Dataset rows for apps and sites

::::

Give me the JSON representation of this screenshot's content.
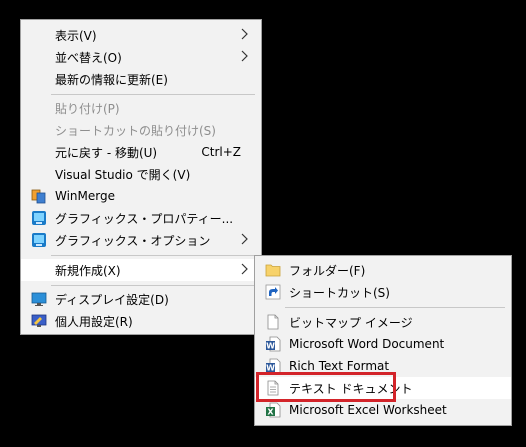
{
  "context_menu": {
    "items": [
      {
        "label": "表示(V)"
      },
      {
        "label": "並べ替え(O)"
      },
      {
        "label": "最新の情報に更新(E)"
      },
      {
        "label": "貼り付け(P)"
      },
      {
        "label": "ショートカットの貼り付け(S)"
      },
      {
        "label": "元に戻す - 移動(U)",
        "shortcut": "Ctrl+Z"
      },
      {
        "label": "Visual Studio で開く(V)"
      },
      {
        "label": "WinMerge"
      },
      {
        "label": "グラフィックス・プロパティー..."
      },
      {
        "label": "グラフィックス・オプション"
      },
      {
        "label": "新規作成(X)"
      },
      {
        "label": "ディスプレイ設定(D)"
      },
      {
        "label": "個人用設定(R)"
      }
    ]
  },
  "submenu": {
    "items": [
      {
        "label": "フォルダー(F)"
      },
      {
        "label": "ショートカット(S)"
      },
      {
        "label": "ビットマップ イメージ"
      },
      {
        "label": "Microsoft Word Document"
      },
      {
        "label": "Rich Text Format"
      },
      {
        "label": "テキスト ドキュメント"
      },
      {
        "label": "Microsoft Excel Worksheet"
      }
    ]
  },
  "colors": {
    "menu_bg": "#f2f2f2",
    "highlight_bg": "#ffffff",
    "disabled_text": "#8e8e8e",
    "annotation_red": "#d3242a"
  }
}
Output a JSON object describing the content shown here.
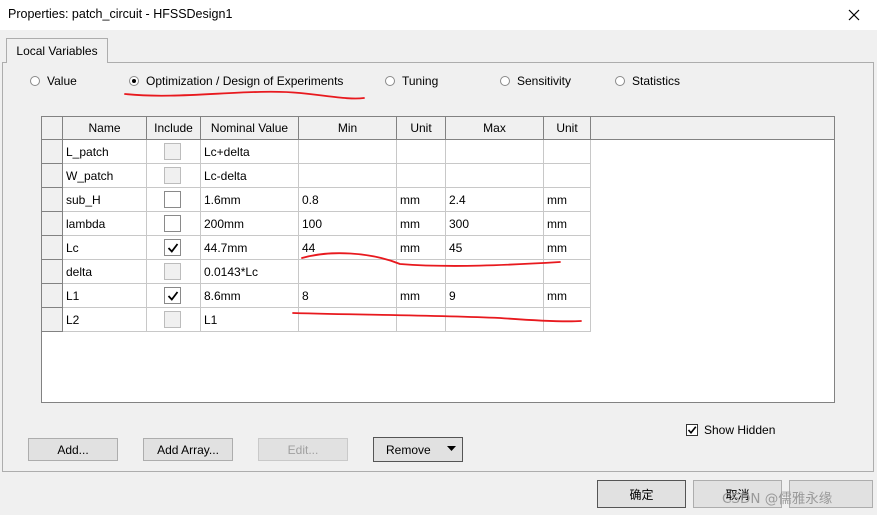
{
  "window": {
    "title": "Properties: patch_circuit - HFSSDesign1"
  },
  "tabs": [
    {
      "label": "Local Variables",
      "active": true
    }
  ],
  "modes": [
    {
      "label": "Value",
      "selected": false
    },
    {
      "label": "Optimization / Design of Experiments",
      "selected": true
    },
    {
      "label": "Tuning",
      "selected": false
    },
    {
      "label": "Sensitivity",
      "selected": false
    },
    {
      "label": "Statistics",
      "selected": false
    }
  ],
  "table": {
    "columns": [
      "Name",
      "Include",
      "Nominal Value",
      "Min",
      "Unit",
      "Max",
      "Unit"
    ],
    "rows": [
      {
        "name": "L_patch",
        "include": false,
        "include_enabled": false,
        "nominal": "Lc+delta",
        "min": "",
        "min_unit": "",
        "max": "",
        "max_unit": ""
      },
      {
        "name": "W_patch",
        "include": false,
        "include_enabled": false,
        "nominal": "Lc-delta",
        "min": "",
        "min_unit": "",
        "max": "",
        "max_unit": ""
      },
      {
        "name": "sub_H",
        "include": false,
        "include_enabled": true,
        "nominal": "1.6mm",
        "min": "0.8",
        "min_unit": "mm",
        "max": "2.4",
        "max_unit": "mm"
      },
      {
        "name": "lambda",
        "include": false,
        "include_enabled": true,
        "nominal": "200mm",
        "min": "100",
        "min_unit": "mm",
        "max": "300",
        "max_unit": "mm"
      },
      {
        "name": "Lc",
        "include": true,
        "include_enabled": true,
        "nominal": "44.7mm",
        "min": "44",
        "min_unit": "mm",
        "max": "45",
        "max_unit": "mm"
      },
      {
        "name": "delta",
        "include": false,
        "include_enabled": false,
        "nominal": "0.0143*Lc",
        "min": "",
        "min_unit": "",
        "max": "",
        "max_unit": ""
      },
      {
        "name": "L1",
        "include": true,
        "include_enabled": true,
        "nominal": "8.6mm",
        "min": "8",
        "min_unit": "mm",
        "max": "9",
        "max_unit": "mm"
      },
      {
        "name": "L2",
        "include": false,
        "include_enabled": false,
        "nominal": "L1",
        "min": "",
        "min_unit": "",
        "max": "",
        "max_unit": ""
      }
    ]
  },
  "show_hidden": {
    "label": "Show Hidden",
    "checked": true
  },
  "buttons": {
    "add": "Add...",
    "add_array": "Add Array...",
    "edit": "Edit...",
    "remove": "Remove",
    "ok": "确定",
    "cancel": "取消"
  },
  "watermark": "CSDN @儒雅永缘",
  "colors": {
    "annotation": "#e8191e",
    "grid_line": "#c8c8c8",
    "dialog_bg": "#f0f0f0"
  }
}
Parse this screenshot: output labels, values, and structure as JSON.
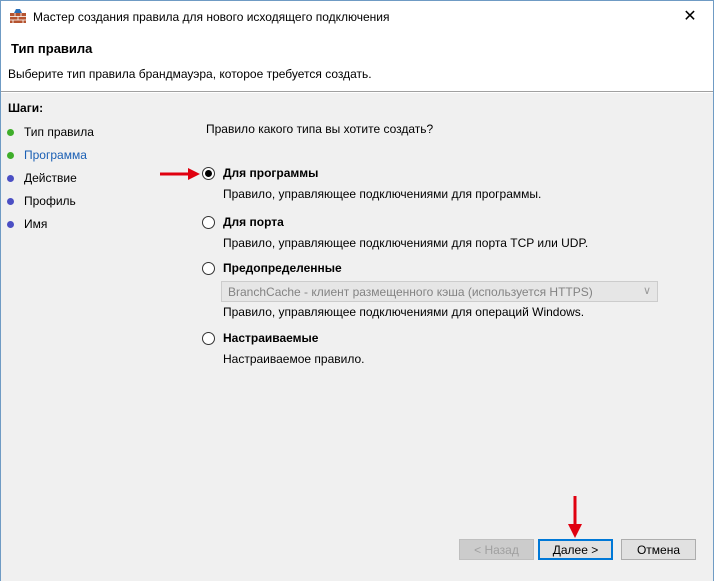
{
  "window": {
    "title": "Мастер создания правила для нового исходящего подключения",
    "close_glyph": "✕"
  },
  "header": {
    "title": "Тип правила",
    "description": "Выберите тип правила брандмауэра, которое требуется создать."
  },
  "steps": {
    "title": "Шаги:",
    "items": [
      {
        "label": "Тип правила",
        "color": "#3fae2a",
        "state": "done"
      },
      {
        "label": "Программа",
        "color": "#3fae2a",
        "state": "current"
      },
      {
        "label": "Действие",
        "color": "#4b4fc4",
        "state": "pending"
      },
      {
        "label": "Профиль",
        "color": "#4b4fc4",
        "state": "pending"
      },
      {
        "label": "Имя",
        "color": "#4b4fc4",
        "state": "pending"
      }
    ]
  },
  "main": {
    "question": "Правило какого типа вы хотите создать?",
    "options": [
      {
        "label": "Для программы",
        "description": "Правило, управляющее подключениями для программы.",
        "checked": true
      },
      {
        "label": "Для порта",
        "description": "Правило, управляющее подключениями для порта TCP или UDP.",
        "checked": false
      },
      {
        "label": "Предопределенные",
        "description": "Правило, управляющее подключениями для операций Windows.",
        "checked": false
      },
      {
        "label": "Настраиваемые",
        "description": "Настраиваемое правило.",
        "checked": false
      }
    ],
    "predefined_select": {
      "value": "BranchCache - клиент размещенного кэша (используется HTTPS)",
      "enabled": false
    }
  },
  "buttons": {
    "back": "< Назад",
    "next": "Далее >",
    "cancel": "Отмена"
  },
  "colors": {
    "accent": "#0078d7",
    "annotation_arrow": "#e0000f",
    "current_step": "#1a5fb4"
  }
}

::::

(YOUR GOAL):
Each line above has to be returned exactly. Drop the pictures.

(SOLUTION BELOW):
Give me the JSON representation of this screenshot's content.
{
  "context_menu": {
    "items": [
      {
        "label": "表示(V)"
      },
      {
        "label": "並べ替え(O)"
      },
      {
        "label": "最新の情報に更新(E)"
      },
      {
        "label": "貼り付け(P)"
      },
      {
        "label": "ショートカットの貼り付け(S)"
      },
      {
        "label": "元に戻す - 移動(U)",
        "shortcut": "Ctrl+Z"
      },
      {
        "label": "Visual Studio で開く(V)"
      },
      {
        "label": "WinMerge"
      },
      {
        "label": "グラフィックス・プロパティー..."
      },
      {
        "label": "グラフィックス・オプション"
      },
      {
        "label": "新規作成(X)"
      },
      {
        "label": "ディスプレイ設定(D)"
      },
      {
        "label": "個人用設定(R)"
      }
    ]
  },
  "submenu": {
    "items": [
      {
        "label": "フォルダー(F)"
      },
      {
        "label": "ショートカット(S)"
      },
      {
        "label": "ビットマップ イメージ"
      },
      {
        "label": "Microsoft Word Document"
      },
      {
        "label": "Rich Text Format"
      },
      {
        "label": "テキスト ドキュメント"
      },
      {
        "label": "Microsoft Excel Worksheet"
      }
    ]
  },
  "colors": {
    "menu_bg": "#f2f2f2",
    "highlight_bg": "#ffffff",
    "disabled_text": "#8e8e8e",
    "annotation_red": "#d3242a"
  }
}
Output a JSON object describing the content shown here.
{
  "window": {
    "title": "Properties: patch_circuit - HFSSDesign1"
  },
  "tabs": [
    {
      "label": "Local Variables",
      "active": true
    }
  ],
  "modes": [
    {
      "label": "Value",
      "selected": false
    },
    {
      "label": "Optimization / Design of Experiments",
      "selected": true
    },
    {
      "label": "Tuning",
      "selected": false
    },
    {
      "label": "Sensitivity",
      "selected": false
    },
    {
      "label": "Statistics",
      "selected": false
    }
  ],
  "table": {
    "columns": [
      "Name",
      "Include",
      "Nominal Value",
      "Min",
      "Unit",
      "Max",
      "Unit"
    ],
    "rows": [
      {
        "name": "L_patch",
        "include": false,
        "include_enabled": false,
        "nominal": "Lc+delta",
        "min": "",
        "min_unit": "",
        "max": "",
        "max_unit": ""
      },
      {
        "name": "W_patch",
        "include": false,
        "include_enabled": false,
        "nominal": "Lc-delta",
        "min": "",
        "min_unit": "",
        "max": "",
        "max_unit": ""
      },
      {
        "name": "sub_H",
        "include": false,
        "include_enabled": true,
        "nominal": "1.6mm",
        "min": "0.8",
        "min_unit": "mm",
        "max": "2.4",
        "max_unit": "mm"
      },
      {
        "name": "lambda",
        "include": false,
        "include_enabled": true,
        "nominal": "200mm",
        "min": "100",
        "min_unit": "mm",
        "max": "300",
        "max_unit": "mm"
      },
      {
        "name": "Lc",
        "include": true,
        "include_enabled": true,
        "nominal": "44.7mm",
        "min": "44",
        "min_unit": "mm",
        "max": "45",
        "max_unit": "mm"
      },
      {
        "name": "delta",
        "include": false,
        "include_enabled": false,
        "nominal": "0.0143*Lc",
        "min": "",
        "min_unit": "",
        "max": "",
        "max_unit": ""
      },
      {
        "name": "L1",
        "include": true,
        "include_enabled": true,
        "nominal": "8.6mm",
        "min": "8",
        "min_unit": "mm",
        "max": "9",
        "max_unit": "mm"
      },
      {
        "name": "L2",
        "include": false,
        "include_enabled": false,
        "nominal": "L1",
        "min": "",
        "min_unit": "",
        "max": "",
        "max_unit": ""
      }
    ]
  },
  "show_hidden": {
    "label": "Show Hidden",
    "checked": true
  },
  "buttons": {
    "add": "Add...",
    "add_array": "Add Array...",
    "edit": "Edit...",
    "remove": "Remove",
    "ok": "确定",
    "cancel": "取消"
  },
  "watermark": "CSDN @儒雅永缘",
  "colors": {
    "annotation": "#e8191e",
    "grid_line": "#c8c8c8",
    "dialog_bg": "#f0f0f0"
  }
}
Parse this screenshot: output labels, values, and structure as JSON.
{
  "window": {
    "title": "Мастер создания правила для нового исходящего подключения",
    "close_glyph": "✕"
  },
  "header": {
    "title": "Тип правила",
    "description": "Выберите тип правила брандмауэра, которое требуется создать."
  },
  "steps": {
    "title": "Шаги:",
    "items": [
      {
        "label": "Тип правила",
        "color": "#3fae2a",
        "state": "done"
      },
      {
        "label": "Программа",
        "color": "#3fae2a",
        "state": "current"
      },
      {
        "label": "Действие",
        "color": "#4b4fc4",
        "state": "pending"
      },
      {
        "label": "Профиль",
        "color": "#4b4fc4",
        "state": "pending"
      },
      {
        "label": "Имя",
        "color": "#4b4fc4",
        "state": "pending"
      }
    ]
  },
  "main": {
    "question": "Правило какого типа вы хотите создать?",
    "options": [
      {
        "label": "Для программы",
        "description": "Правило, управляющее подключениями для программы.",
        "checked": true
      },
      {
        "label": "Для порта",
        "description": "Правило, управляющее подключениями для порта TCP или UDP.",
        "checked": false
      },
      {
        "label": "Предопределенные",
        "description": "Правило, управляющее подключениями для операций Windows.",
        "checked": false
      },
      {
        "label": "Настраиваемые",
        "description": "Настраиваемое правило.",
        "checked": false
      }
    ],
    "predefined_select": {
      "value": "BranchCache - клиент размещенного кэша (используется HTTPS)",
      "enabled": false
    }
  },
  "buttons": {
    "back": "< Назад",
    "next": "Далее >",
    "cancel": "Отмена"
  },
  "colors": {
    "accent": "#0078d7",
    "annotation_arrow": "#e0000f",
    "current_step": "#1a5fb4"
  }
}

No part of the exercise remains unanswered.